The number of female entrepreneurs is growing at a rapid pace. Recent data from the U.S. Census Bureau and a report commissioned by American Express show that female entrepreneurship has spiked by 68% since 1997. In 2014, there were 9.1 million women-owned businesses in the United States, up from 8.6 million in 2013. Women are throwing their hats into the entrepreneurial ring across a variety of industries, including technology firms. And not only are more women launching their own tech startups, they’re doing it a younger age. According to Business Week, from 2009 to 2014, the average age of women entrepreneurs founding tech companies has dropped, from 41 to 32.
Like their male counterparts, the primary constraint limiting the launch and growth of female-owned tech startups, is access to capital. The U.S. Small Business Administration (SBA) says that statistically, women entrepreneurs have less access to financial capital than male entrepreneurs. Because of this limited access, the topic of grants for women to start or expand their businesses is a frequent topic of discussion.
While it’s true that the each year, the federal government gives out approximately $500 billion in grants, none of them are awarded specifically for the purpose of enabling women to start their own businesses. Of the $500 billion in grants awarded each year, only about five percent ($25 billion) is awarded directly to for-profit companies, the rest of the funds were awarded to states, local governments, governmental agencies, nonprofit organizations, universities, schools and school districts to carry out activities for the public good.
When the federal government does provide grants directly to businesses (women or otherwise), the majority of them are awarded to support very specific research and development activities, mostly related to technology, energy, healthcare, public safety and criminal justice, among others. But that does not mean that there aren’t business grants for women in technology.
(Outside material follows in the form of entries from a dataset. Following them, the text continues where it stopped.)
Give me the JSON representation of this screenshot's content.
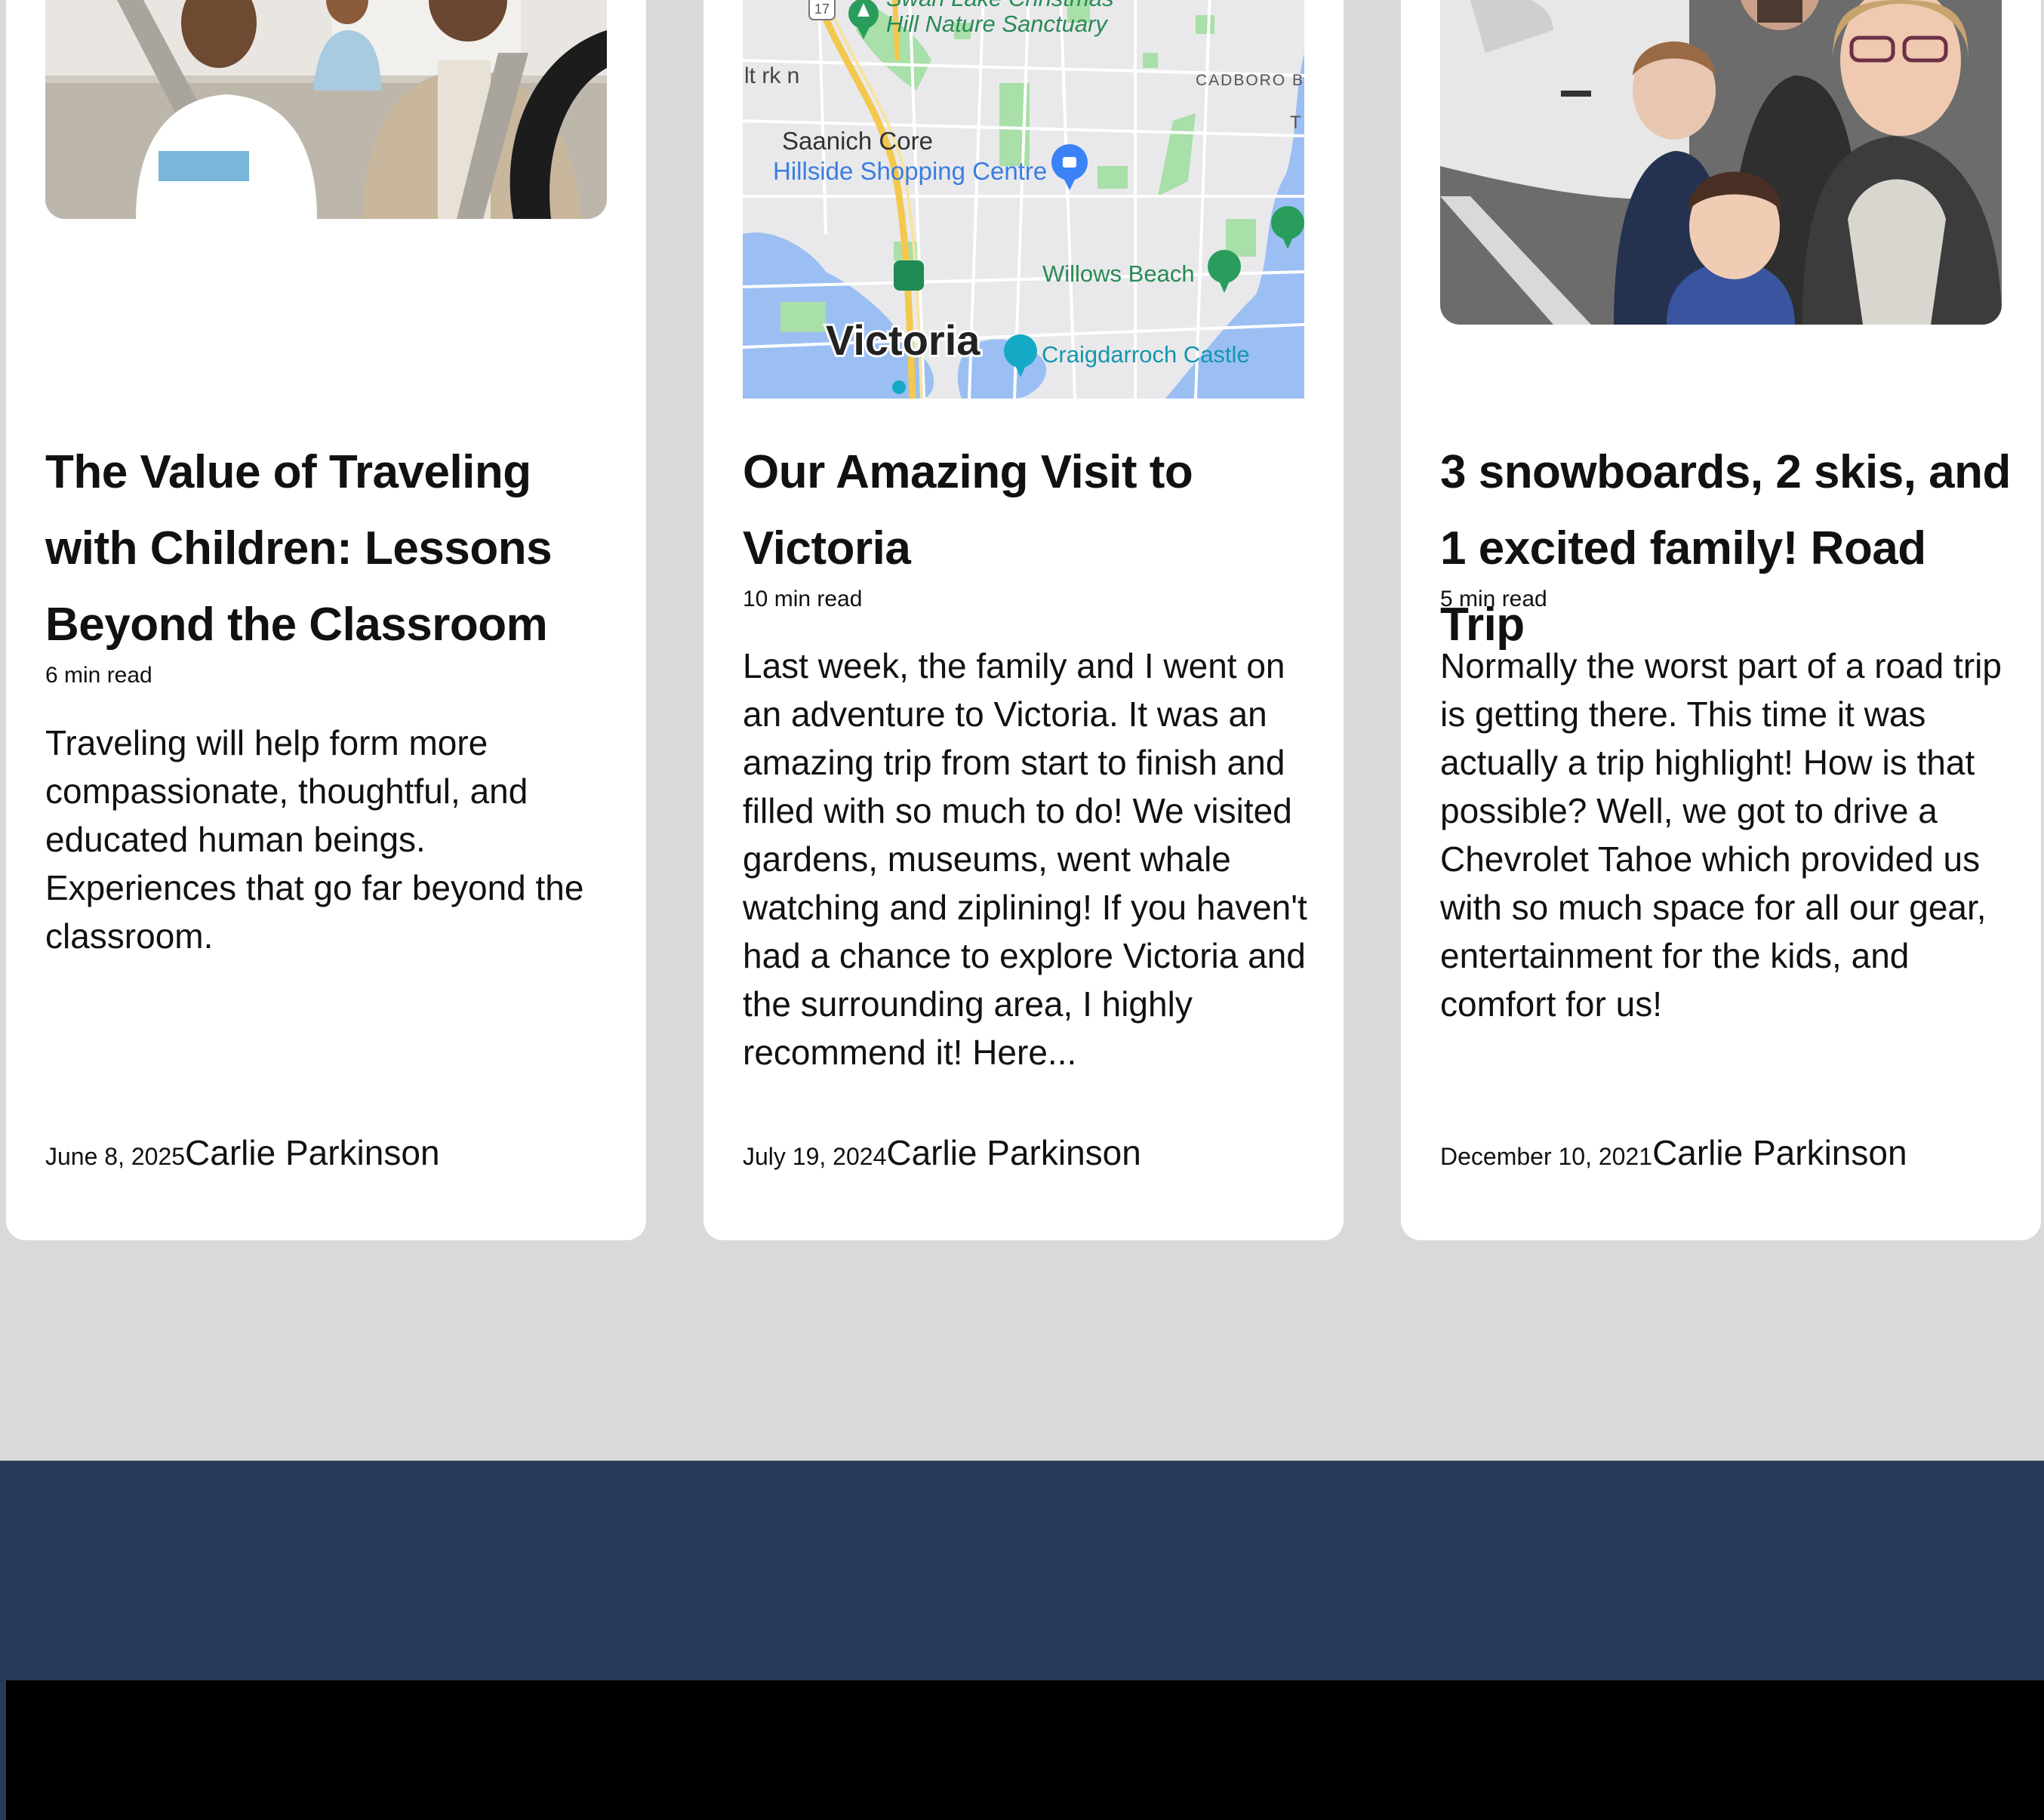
{
  "posts": [
    {
      "title": "The Value of Traveling with Children: Lessons Beyond the Classroom",
      "read_time": "6 min read",
      "excerpt": "Traveling will help form more compassionate, thoughtful, and educated human beings. Experiences that go far beyond the classroom.",
      "date": "June 8, 2025",
      "author": "Carlie Parkinson",
      "image": "family-in-car-photo"
    },
    {
      "title": "Our Amazing Visit to Victoria",
      "read_time": "10 min read",
      "excerpt": "Last week, the family and I went on an adventure to Victoria. It was an amazing trip from start to finish and filled with so much to do! We visited gardens, museums, went whale watching and ziplining! If you haven't had a chance to explore Victoria and the surrounding area, I highly recommend it! Here...",
      "date": "July 19, 2024",
      "author": "Carlie Parkinson",
      "image": "victoria-map",
      "map_labels": {
        "sanctuary_line1": "Swan Lake Christmas",
        "sanctuary_line2": "Hill Nature Sanctuary",
        "highway": "17",
        "saanich": "Saanich Core",
        "mall": "Hillside Shopping Centre",
        "beach": "Willows Beach",
        "city": "Victoria",
        "castle": "Craigdarroch Castle",
        "cadboro": "CADBORO BA",
        "park_fragment": "lt rk n",
        "t_fragment": "T"
      }
    },
    {
      "title": "3 snowboards, 2 skis, and 1 excited family! Road Trip",
      "read_time": "5 min read",
      "excerpt": "Normally the worst part of a road trip is getting there. This time it was actually a trip highlight! How is that possible? Well, we got to drive a Chevrolet Tahoe which provided us with so much space for all our gear, entertainment for the kids, and comfort for us!",
      "date": "December 10, 2021",
      "author": "Carlie Parkinson",
      "image": "family-by-suv-photo"
    }
  ],
  "colors": {
    "page_bg": "#d9d9d9",
    "card_bg": "#ffffff",
    "footer_blue": "#273b5a",
    "footer_black": "#000000"
  }
}
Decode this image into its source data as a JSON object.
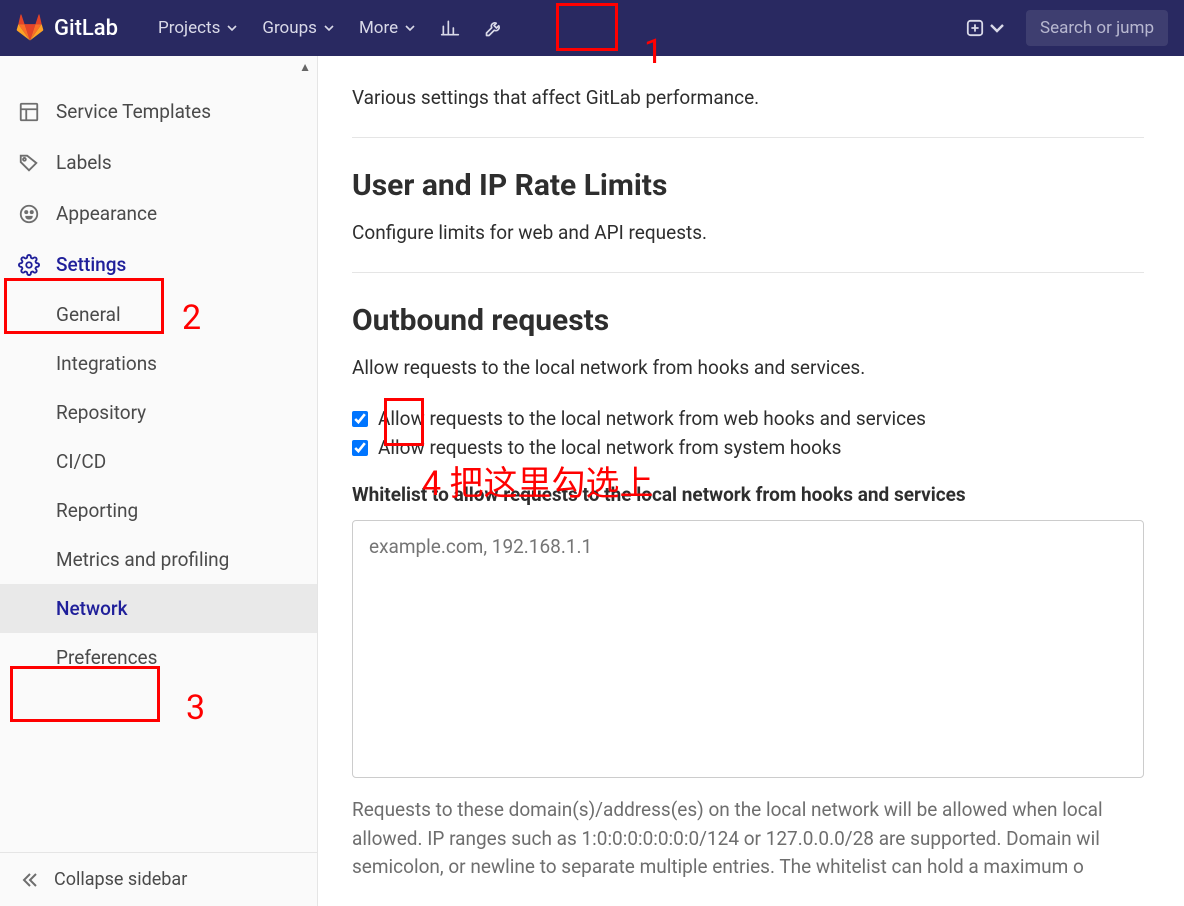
{
  "brand": "GitLab",
  "nav": {
    "projects": "Projects",
    "groups": "Groups",
    "more": "More",
    "search_placeholder": "Search or jump"
  },
  "sidebar": {
    "items": [
      {
        "label": "Service Templates"
      },
      {
        "label": "Labels"
      },
      {
        "label": "Appearance"
      },
      {
        "label": "Settings"
      }
    ],
    "settings_children": [
      {
        "label": "General"
      },
      {
        "label": "Integrations"
      },
      {
        "label": "Repository"
      },
      {
        "label": "CI/CD"
      },
      {
        "label": "Reporting"
      },
      {
        "label": "Metrics and profiling"
      },
      {
        "label": "Network"
      },
      {
        "label": "Preferences"
      }
    ],
    "collapse": "Collapse sidebar"
  },
  "main": {
    "perf_desc": "Various settings that affect GitLab performance.",
    "rate_title": "User and IP Rate Limits",
    "rate_desc": "Configure limits for web and API requests.",
    "outbound_title": "Outbound requests",
    "outbound_desc": "Allow requests to the local network from hooks and services.",
    "cb1": "Allow requests to the local network from web hooks and services",
    "cb2": "Allow requests to the local network from system hooks",
    "whitelist_label": "Whitelist to allow requests to the local network from hooks and services",
    "whitelist_placeholder": "example.com, 192.168.1.1",
    "help": "Requests to these domain(s)/address(es) on the local network will be allowed when local allowed. IP ranges such as 1:0:0:0:0:0:0:0/124 or 127.0.0.0/28 are supported. Domain wil semicolon, or newline to separate multiple entries. The whitelist can hold a maximum o"
  },
  "annotations": {
    "a1": "1",
    "a2": "2",
    "a3": "3",
    "a4": "4 把这里勾选上"
  }
}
Private organizations and foundations, corporations and governmental agencies put aside money every year so they can provide grants to help businesses support strategic priorities, create jobs and facilitate economic growth and development.
For women-owned technology firms, two exceptional federal grant programs to consider include the Small Business Innovation Research (SBIR) and Small Business Technology Transfer (STTR) programs. The United States Small Business Administration (SBA) administers both the SBIR and STTR. Learn more about these business grants for women in technology by visiting the SBIR website. You can also visit Grants.gov to search for more small business grants. Click “Browse Eligibilities” and then “Small Businesses.” The SBA’s Office Women’s Business Ownership also has a host of resources to help uncover funding for women in technology. You can also check with your state or local economic development office to see if they offer any grants for women-owned technology firms.
Additionally, a growing number of private foundations and corporations are offering business grants for female entrepreneurs. If you’re interested in finding foundations and corporations that provide business grants for women in technology, Grants for Women is an excellent resource. Business Plan competitions can also be a source of funding to enable women to start a business. Visit BizPlanCompetitions for a complete list of open and upcoming funding opportunities.
If your aspirations are more globally focused, then check out the Development Innovation Ventures (DIV) Annual Program Statement. The Development Innovation Ventures supports innovative approaches to solving worldwide problems including those of poor people all over the world. It aims to create a wide range of innovations including technologies that aim to improve the lives of the poor through creating new ideas. These include adapting existing solutions, creating new technologies, cost effective operations, and improving current solutions.
Persistence and creativity are the keys to success when looking for small business grants for women in technology. Grant programs typically have specific windows when applications for funding are accepted. Some programs only have one deadline a year, others have quarterly deadlines and still others will accept applications at any time. Be sure to do your homework and plan accordingly. And most important, don’t give up!